* **BRIEF**:
Repeat the full listing below verbatim and keep the images out.

* **RECORD EXTRACTS**:

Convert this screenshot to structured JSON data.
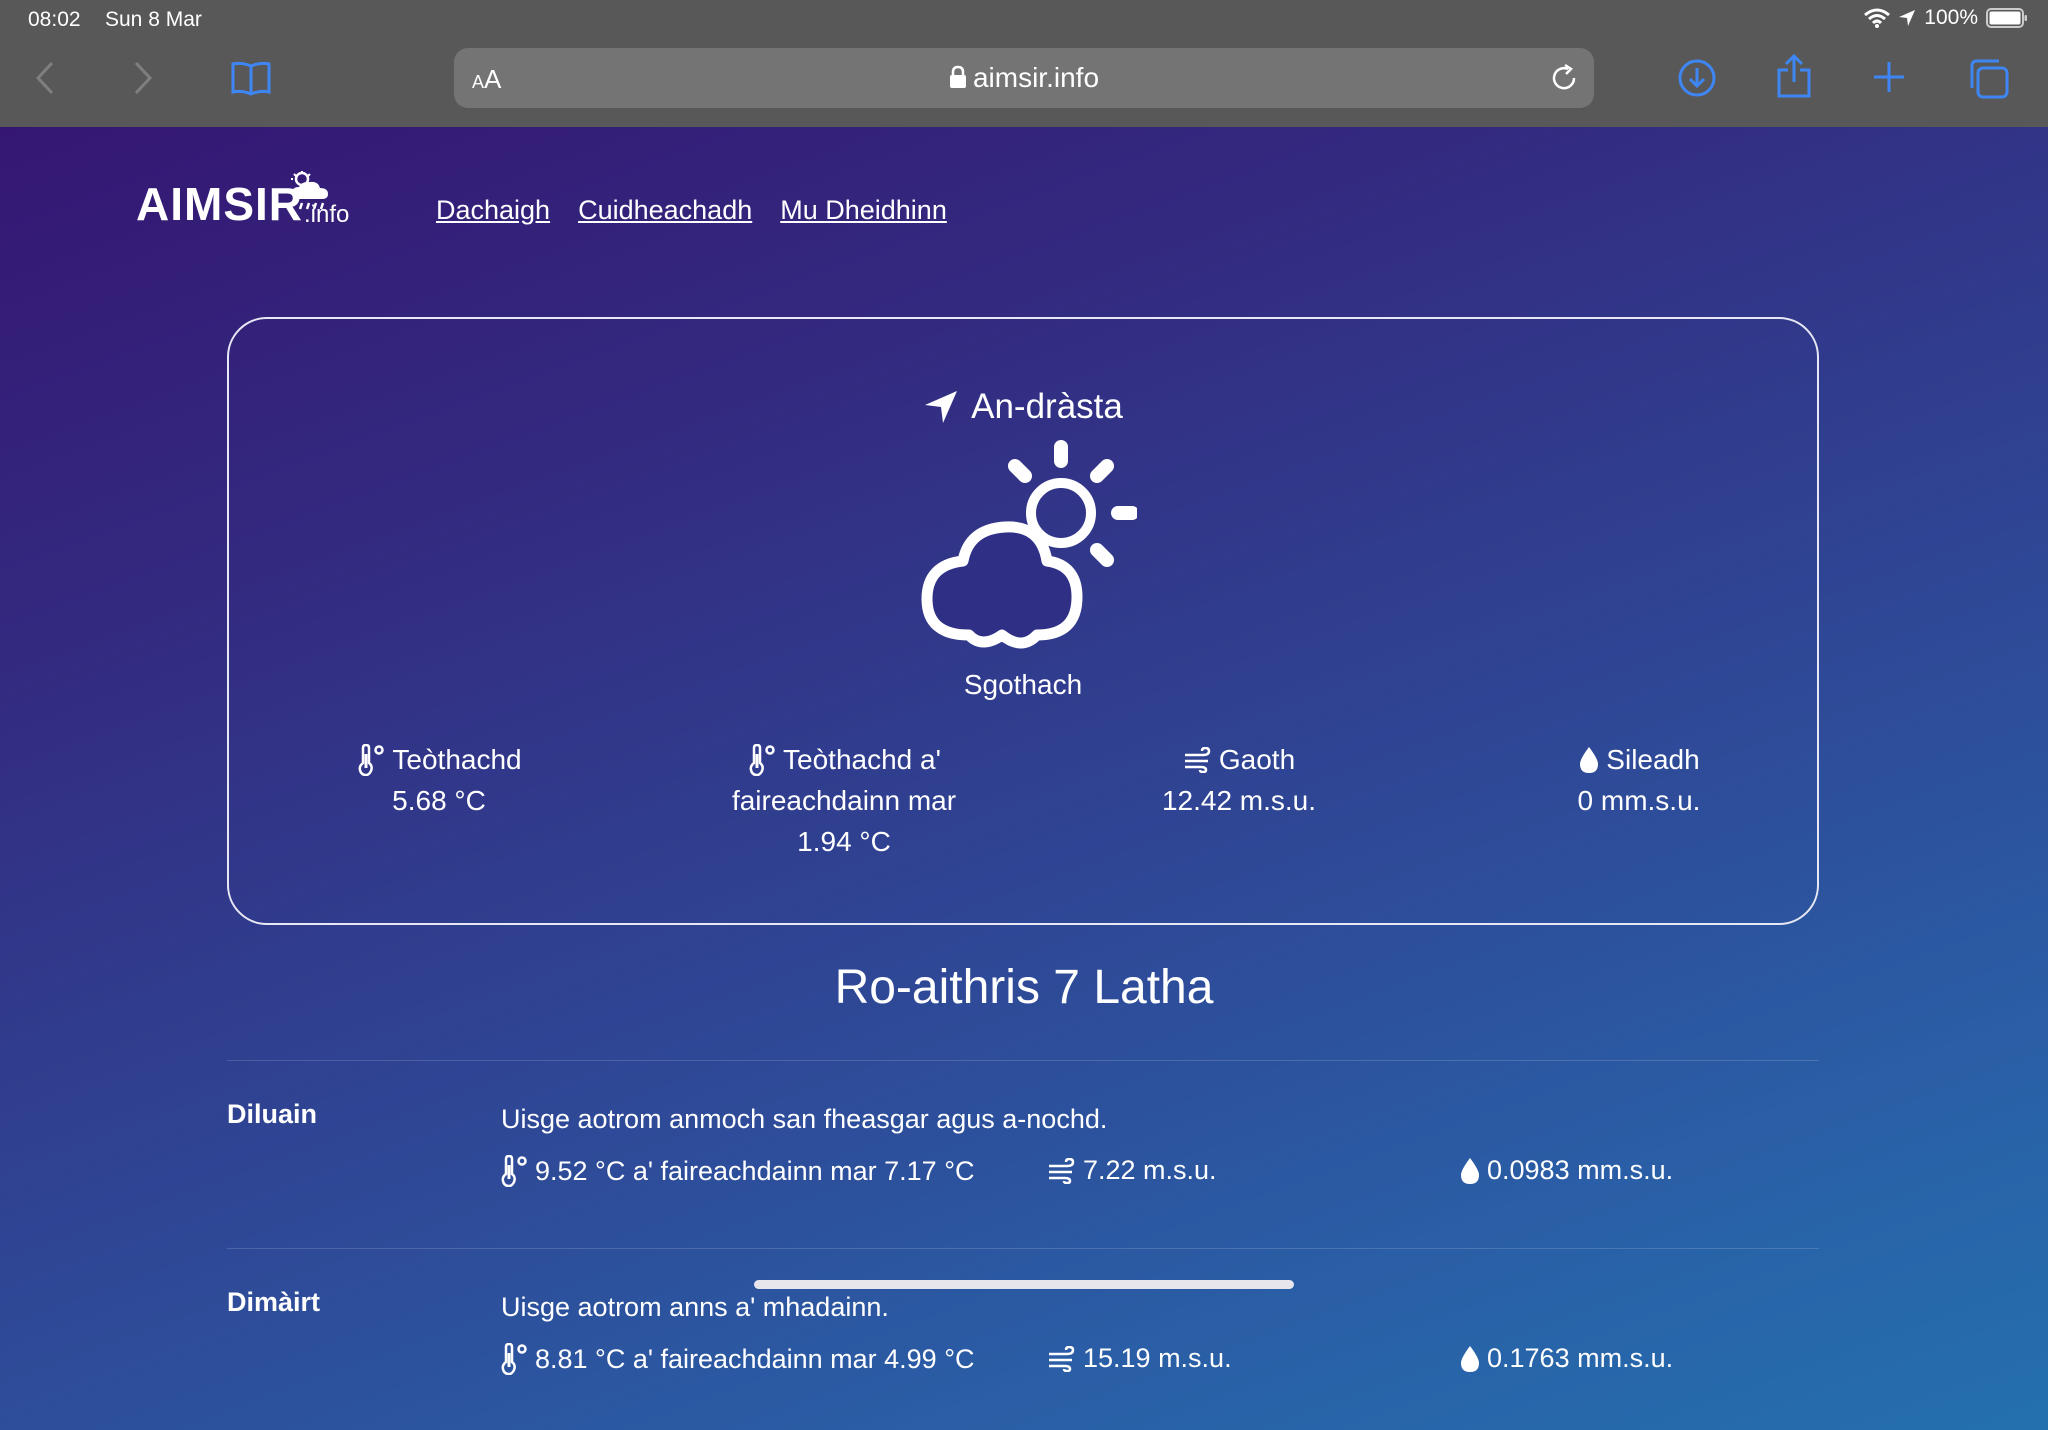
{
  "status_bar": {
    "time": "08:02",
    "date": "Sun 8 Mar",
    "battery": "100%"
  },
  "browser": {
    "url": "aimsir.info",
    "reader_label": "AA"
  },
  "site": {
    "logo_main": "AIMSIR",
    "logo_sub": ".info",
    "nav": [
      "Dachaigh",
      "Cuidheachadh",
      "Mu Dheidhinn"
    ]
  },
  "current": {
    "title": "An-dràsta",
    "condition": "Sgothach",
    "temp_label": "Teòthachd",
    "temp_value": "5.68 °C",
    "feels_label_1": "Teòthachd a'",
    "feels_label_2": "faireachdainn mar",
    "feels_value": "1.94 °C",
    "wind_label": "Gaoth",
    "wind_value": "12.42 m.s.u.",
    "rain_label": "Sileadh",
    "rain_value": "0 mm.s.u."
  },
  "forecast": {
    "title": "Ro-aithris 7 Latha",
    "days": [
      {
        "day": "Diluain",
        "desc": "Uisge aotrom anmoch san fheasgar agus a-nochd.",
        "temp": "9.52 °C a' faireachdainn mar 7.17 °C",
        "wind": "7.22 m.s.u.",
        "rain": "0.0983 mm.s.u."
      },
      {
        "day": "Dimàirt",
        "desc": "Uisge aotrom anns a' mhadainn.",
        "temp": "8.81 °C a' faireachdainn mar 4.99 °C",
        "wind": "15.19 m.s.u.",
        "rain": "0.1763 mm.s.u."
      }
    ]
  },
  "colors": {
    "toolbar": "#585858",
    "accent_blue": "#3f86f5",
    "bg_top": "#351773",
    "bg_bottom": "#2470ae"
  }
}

* **SOLVED PROBLEM**:
Convert this screenshot to structured JSON data.
{
  "status_bar": {
    "time": "08:02",
    "date": "Sun 8 Mar",
    "battery": "100%"
  },
  "browser": {
    "url": "aimsir.info",
    "reader_label": "AA"
  },
  "site": {
    "logo_main": "AIMSIR",
    "logo_sub": ".info",
    "nav": [
      "Dachaigh",
      "Cuidheachadh",
      "Mu Dheidhinn"
    ]
  },
  "current": {
    "title": "An-dràsta",
    "condition": "Sgothach",
    "temp_label": "Teòthachd",
    "temp_value": "5.68 °C",
    "feels_label_1": "Teòthachd a'",
    "feels_label_2": "faireachdainn mar",
    "feels_value": "1.94 °C",
    "wind_label": "Gaoth",
    "wind_value": "12.42 m.s.u.",
    "rain_label": "Sileadh",
    "rain_value": "0 mm.s.u."
  },
  "forecast": {
    "title": "Ro-aithris 7 Latha",
    "days": [
      {
        "day": "Diluain",
        "desc": "Uisge aotrom anmoch san fheasgar agus a-nochd.",
        "temp": "9.52 °C a' faireachdainn mar 7.17 °C",
        "wind": "7.22 m.s.u.",
        "rain": "0.0983 mm.s.u."
      },
      {
        "day": "Dimàirt",
        "desc": "Uisge aotrom anns a' mhadainn.",
        "temp": "8.81 °C a' faireachdainn mar 4.99 °C",
        "wind": "15.19 m.s.u.",
        "rain": "0.1763 mm.s.u."
      }
    ]
  },
  "colors": {
    "toolbar": "#585858",
    "accent_blue": "#3f86f5",
    "bg_top": "#351773",
    "bg_bottom": "#2470ae"
  }
}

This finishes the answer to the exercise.